--- Task brief ---
For each line below that contains the word "types", make a copy.

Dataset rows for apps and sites
※

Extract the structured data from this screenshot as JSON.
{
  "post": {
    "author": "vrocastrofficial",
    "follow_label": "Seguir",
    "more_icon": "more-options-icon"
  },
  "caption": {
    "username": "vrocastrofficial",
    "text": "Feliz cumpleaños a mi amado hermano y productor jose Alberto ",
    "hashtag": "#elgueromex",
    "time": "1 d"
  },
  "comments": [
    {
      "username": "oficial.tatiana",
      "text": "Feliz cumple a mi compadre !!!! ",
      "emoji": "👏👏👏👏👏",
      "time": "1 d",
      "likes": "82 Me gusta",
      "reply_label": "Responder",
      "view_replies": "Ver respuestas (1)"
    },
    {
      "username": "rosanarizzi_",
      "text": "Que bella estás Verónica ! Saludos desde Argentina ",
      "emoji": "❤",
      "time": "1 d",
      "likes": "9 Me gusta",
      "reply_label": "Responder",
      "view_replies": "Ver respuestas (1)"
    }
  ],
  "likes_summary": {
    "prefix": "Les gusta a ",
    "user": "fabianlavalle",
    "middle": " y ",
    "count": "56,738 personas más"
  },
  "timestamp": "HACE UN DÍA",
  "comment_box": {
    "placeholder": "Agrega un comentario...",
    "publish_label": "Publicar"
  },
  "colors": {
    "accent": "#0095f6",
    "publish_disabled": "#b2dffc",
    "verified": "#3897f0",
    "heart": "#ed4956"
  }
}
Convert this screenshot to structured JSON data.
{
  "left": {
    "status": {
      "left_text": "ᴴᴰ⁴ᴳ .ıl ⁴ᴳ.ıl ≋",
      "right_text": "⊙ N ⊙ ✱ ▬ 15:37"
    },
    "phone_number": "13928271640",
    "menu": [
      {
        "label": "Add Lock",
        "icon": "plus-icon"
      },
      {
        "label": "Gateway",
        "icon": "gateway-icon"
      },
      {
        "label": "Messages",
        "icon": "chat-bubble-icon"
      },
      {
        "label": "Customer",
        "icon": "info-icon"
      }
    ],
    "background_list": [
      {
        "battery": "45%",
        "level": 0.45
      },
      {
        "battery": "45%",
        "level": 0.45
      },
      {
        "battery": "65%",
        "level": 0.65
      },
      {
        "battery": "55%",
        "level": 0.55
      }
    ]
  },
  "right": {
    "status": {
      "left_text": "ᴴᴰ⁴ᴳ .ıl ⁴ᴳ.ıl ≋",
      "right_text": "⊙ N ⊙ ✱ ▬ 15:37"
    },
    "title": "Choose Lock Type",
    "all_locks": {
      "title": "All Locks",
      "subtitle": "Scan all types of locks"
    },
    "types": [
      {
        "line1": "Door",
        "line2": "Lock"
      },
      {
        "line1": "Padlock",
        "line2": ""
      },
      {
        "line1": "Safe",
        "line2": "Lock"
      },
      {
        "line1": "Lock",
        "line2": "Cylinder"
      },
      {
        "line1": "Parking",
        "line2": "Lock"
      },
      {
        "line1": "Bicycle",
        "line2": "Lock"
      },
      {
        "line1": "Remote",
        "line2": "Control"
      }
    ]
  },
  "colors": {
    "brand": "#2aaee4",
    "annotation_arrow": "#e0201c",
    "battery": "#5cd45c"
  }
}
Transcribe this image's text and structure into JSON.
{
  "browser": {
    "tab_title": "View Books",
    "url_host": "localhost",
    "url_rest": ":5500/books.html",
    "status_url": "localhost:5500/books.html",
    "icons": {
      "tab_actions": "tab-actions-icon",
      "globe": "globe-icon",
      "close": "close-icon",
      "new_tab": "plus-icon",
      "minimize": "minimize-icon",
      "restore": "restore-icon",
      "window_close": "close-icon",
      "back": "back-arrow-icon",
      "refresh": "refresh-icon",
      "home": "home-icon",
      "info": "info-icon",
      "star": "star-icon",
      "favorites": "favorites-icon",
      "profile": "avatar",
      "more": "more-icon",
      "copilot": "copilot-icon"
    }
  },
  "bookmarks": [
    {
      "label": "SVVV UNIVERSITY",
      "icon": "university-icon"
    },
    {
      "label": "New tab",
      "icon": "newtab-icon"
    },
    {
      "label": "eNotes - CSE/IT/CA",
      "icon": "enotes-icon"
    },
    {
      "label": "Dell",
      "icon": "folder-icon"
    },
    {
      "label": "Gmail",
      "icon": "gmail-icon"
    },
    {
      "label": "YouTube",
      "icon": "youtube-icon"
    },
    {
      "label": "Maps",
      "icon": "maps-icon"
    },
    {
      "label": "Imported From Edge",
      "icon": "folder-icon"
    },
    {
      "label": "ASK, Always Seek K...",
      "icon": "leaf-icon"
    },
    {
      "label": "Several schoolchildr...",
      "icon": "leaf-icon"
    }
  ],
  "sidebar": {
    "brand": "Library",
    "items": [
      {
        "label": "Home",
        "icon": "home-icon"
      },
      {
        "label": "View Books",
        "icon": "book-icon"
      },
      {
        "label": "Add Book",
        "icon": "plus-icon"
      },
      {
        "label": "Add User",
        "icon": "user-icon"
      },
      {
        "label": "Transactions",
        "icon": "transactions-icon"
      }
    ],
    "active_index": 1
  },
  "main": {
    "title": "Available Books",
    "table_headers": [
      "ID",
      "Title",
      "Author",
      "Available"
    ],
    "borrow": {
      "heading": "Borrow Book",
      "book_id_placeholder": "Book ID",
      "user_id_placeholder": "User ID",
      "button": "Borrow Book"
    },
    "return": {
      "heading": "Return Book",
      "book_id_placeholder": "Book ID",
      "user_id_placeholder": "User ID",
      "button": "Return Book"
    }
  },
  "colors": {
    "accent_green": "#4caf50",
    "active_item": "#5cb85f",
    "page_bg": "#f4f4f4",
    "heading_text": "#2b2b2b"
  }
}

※

--- Solved problem ---
      "subtitle": "Scan all types of locks"
    "types": [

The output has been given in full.